Isabella Innis


Isabella Innis

Words by Katie Farley

Born in Nashville, Tennessee, abstract artist Isabella Innis illustrates her works on paper and canvas while investigating her affiliation with youthful scenes, motifs, and emotions. Isabella’s paintings evoke an amalgam of sentimental, playful, and frequently joyous expressions of grief and happiness in equal measures. Innis’s works can be seen currently on display at FF-1051 Galleries amid the artist’s exhibit entitled Notes on Nostalgia.

Major, Minor, Ticking Timer

As spectators explore the display, expressive color grades contrast with geometric arrangements and turbulent charcoal lines, which encircle everyday items such as a houseplant, a banana, a hopscotch path, and a game of checkerboard – uniting the universal to the personal across displays of color, line, and shape.

Before the TV Turned to Color

Malibu and Marlboros
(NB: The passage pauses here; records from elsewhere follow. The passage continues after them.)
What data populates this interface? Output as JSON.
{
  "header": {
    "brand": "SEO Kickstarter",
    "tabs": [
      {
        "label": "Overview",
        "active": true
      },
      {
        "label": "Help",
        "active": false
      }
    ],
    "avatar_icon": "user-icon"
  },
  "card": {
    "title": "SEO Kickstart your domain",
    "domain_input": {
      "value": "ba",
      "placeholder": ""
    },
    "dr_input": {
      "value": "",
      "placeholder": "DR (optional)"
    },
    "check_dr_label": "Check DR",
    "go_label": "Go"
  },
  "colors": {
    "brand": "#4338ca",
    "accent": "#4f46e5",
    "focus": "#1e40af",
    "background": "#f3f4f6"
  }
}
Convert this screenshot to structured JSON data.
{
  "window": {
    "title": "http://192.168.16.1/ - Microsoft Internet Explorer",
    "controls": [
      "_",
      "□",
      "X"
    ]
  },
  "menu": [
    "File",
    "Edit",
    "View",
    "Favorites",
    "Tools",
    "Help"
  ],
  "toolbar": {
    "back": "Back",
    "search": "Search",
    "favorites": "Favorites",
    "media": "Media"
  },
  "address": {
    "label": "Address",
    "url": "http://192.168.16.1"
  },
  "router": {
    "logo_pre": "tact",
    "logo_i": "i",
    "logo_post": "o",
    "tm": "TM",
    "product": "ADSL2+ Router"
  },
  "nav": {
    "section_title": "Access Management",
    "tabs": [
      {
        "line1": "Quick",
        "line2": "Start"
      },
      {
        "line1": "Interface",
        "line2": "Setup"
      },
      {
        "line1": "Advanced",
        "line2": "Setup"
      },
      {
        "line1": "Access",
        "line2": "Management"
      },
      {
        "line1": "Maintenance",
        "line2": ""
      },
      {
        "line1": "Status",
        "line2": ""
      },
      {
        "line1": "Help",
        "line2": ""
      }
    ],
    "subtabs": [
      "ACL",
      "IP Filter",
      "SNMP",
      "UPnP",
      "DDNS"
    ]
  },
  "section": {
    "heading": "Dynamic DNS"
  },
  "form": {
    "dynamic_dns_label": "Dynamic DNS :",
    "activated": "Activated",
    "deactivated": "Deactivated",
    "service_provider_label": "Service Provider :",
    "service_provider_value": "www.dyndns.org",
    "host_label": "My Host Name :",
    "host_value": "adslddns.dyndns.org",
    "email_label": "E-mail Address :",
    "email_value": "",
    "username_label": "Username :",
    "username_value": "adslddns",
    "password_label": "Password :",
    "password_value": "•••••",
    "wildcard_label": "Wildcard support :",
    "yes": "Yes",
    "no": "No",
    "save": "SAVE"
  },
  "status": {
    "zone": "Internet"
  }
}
“I hoped the inclusion of these figurative elements would allow viewers unable to connect with abstraction to engage more easily, though the pieces appearing purely abstract were filled with the same conceptual themes,” explains Innis. “The tropical color palette was largely inspired by my infatuation with Eastern Africa- a place littered with memory from my frequent trips there over the last six years. The color gradations from light to dark represented the span of time – beginning, middle, end.”

As an artist, Innis delivers a unique viewpoint informed by her past. “Many of my conceptual contemplations are caused by my exposure to living in cities across the States, the UK, Europe, and Africa. Processing the effects of my childhood in relation to encounters I’ve had abroad has contributed to an unresolved questioning and curiosity that fuels my work. Some themes my paintings explore are local and socioeconomic differences, mobility, Westward expansion, and the birth lottery.”

Formula of the Pink Medicine

Signatures in Subway Systems

Having always painted in an abstract form, Innis has since evolved her artistic style to pursue figurative work. Yet, she still wants her aesthetics to embody a somewhat unpolished and imprecise appearance. Intentions are to expose unfinished sections of the canvas, with areas featuring visible pencil sketching, bare facial features, and untidy paint stokes. Components that visually intrigue Innis the most are the arrangement of abstraction with fragments of figurative rudiments – the collocation of the two opposites is what she finds most compelling.

Peel Banana

3 Banana

Tanks of World War II

The imperfect look of Isabella Innis’s paintings possesses a sense of anonymity and curiosity that acquires closer inspection and illustrates an element of mystery.


Emporio Armani Returns to Soho


Alessandro Michele Leave Gucci

Load More (432)